County goes for a $57 million budget
Maintains property-tax rate of 60 cents per $100
By NIKIE MAYO
Beaufort County commissioners voted 5-2 Tuesday to support a $57.6 million budget that includes a 4 percent pay raise for all county employees and themselves, for the fiscal year that begins July 1.
The budget, most of which goes toward the $52 million general fund to support county services and departments, maintains the property-tax rate at 60 cents per $100 valuation. It includes funding for an investigator for the Beaufort County Sheriff’s Office, $40,000 to do an efficiency audit of Beaufort County Department of Social Services and a set $12.2 million allocation for the school system.
Commissioners Stan Deatherage and Hood Richardson, who voted against the budget, wanted a one-time, 5-cent cut to the property-tax rate. They said the county could use more of its reserve funds to support a one-year tax cut.
But other commissioners believed such a cut would prove too costly in the long run, particularly because County Manager Paul Spruill’s “three-year forecast” calls for increasing property taxes by 2 cents in that period to offset revaluation shock and other expenses. The county will also soon incur debt to build a new jail, Spruill said.
Spruill proposed a 3 percent pay increase for county employees, but Commissioner Jerry Langley upped it to 4 percent.
Richardson made the motion to up commissioners’ pay by the same amount, which equates to about $2,100 total to cover all seven of them. Richardson said upping the pay would yield “a better quality of candidate.”
Commissioners also approved a study of their salaries to see how their pay stacks up to that of other county leaders. That study is free to do, Spruill said.
The enterprise fund, which holds funds for the county’s water districts, accounts for $5.2 million of the overall budget. That fund is supposed to be a self-supporting one. Commissioners approved upping water rates for five of the seven districts, increasing rates in most of them by 8 percent, or about $2. In the Bath and Pantego districts, commissioners increased water rates by about 12 percent — about $3 — instead of implementing 2-cent tax hikes in those areas.

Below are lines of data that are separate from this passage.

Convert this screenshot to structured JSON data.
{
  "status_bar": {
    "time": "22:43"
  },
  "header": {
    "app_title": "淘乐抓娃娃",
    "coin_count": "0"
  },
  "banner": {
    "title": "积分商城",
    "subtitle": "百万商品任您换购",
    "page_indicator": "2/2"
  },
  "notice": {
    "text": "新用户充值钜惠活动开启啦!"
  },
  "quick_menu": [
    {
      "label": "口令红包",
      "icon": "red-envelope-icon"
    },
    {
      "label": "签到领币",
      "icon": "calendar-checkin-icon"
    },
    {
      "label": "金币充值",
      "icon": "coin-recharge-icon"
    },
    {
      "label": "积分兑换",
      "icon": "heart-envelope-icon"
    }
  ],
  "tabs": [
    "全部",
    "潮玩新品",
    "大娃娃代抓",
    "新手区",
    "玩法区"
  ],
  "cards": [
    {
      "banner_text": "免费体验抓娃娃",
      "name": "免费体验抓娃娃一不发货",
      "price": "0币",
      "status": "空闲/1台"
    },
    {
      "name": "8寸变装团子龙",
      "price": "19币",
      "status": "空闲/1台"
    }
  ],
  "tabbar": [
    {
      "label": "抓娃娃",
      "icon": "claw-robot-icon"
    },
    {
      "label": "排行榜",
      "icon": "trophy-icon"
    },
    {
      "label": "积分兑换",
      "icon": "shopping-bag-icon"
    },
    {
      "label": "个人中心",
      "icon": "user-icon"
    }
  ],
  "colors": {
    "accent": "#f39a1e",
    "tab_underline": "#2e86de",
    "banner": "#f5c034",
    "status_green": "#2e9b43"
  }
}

Commissioners also approved $349, 503 for the county’s economic-development efforts. Economic development is funded by the county, the City of Washington and each Beaufort County town.
Commissioners will formally adopt the budget ordinance for fiscal year 2007-2008 at their next regular meeting, which is set for July 2 at the Beaufort County Courthouse.